▶ Records for this task:

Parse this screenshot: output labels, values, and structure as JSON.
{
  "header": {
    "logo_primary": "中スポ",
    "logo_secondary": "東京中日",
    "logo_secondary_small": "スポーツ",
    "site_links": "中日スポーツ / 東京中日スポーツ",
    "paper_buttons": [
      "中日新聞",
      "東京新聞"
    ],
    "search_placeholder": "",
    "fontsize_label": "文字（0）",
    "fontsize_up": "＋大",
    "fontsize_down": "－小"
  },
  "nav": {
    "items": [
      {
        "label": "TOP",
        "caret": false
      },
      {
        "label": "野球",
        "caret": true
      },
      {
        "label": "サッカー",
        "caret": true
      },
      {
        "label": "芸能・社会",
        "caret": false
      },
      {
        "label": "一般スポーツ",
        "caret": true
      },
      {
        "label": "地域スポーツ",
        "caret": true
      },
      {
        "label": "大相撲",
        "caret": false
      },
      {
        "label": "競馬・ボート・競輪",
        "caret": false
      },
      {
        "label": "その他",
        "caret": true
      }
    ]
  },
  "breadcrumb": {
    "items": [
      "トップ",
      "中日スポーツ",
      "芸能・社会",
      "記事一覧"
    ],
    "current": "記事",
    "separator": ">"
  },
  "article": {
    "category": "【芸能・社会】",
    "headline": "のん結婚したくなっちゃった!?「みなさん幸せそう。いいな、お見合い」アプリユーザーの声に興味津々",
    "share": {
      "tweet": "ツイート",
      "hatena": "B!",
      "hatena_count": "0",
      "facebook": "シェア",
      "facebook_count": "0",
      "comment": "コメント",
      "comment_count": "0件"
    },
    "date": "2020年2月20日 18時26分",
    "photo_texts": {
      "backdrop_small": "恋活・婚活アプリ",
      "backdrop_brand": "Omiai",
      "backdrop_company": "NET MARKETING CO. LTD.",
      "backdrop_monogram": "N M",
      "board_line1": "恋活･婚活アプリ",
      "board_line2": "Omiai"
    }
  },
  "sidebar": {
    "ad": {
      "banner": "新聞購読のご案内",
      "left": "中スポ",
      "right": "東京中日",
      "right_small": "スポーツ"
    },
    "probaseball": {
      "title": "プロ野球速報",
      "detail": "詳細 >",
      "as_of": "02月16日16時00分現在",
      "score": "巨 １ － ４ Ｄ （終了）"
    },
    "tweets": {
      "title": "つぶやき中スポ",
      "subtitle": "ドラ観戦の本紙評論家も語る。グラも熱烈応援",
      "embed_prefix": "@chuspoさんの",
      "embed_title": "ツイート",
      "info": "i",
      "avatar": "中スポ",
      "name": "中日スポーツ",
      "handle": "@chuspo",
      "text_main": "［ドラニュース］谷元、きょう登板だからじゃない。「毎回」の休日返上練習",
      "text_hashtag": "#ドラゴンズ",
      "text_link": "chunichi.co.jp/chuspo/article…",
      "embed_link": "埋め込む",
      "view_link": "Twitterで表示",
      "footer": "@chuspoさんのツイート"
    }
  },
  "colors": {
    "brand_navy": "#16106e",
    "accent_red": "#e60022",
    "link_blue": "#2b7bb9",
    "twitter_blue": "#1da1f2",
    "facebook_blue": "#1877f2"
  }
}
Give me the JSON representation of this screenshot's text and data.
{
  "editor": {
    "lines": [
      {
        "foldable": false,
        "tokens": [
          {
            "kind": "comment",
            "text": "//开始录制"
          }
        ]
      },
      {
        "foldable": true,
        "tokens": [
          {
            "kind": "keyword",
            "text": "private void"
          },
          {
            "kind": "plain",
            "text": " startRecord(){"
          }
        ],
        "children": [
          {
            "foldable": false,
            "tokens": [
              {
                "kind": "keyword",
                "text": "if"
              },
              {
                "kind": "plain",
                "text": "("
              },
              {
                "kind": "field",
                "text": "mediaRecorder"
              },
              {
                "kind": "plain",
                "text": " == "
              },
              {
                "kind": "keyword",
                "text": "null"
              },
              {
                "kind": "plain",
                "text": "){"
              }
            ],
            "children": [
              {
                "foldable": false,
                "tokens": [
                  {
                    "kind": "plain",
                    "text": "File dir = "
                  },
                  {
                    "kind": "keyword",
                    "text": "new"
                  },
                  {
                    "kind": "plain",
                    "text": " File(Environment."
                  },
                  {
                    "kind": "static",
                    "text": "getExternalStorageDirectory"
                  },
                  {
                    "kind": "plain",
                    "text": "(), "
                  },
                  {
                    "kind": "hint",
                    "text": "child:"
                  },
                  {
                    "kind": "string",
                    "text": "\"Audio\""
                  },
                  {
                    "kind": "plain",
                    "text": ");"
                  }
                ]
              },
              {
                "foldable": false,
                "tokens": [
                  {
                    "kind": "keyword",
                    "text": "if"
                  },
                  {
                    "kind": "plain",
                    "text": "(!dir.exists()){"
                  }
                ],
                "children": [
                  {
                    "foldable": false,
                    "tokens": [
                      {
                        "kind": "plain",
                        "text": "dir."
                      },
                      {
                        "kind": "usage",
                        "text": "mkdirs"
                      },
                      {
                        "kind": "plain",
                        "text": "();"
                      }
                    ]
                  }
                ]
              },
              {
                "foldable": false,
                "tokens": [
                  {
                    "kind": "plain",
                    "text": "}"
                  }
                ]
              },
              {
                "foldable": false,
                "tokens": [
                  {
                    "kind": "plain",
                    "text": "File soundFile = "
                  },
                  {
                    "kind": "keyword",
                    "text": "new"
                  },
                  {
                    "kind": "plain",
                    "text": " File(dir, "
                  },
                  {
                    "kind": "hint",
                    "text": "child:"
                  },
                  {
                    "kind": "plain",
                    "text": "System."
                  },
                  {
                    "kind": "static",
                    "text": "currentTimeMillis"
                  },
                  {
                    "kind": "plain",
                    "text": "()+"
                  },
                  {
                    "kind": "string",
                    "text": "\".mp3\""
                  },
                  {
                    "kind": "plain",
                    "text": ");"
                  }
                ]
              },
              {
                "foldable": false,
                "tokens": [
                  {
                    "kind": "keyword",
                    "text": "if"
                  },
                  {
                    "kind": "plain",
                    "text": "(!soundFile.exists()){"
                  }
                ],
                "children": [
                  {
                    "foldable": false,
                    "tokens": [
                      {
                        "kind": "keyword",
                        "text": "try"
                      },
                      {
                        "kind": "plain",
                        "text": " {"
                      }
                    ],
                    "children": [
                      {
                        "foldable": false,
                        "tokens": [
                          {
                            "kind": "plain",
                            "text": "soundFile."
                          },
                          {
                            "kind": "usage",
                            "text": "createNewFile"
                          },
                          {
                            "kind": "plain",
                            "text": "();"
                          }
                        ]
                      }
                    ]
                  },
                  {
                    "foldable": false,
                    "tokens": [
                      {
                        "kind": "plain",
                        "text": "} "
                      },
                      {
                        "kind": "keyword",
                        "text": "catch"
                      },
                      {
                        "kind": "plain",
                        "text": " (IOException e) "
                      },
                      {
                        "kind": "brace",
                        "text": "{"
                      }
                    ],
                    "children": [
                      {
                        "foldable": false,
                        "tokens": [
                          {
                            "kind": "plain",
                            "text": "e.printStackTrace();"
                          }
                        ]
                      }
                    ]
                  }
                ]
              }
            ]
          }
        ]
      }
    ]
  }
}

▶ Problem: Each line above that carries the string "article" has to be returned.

▶ Task output:
  "article": {
      "text_link": "chunichi.co.jp/chuspo/article…",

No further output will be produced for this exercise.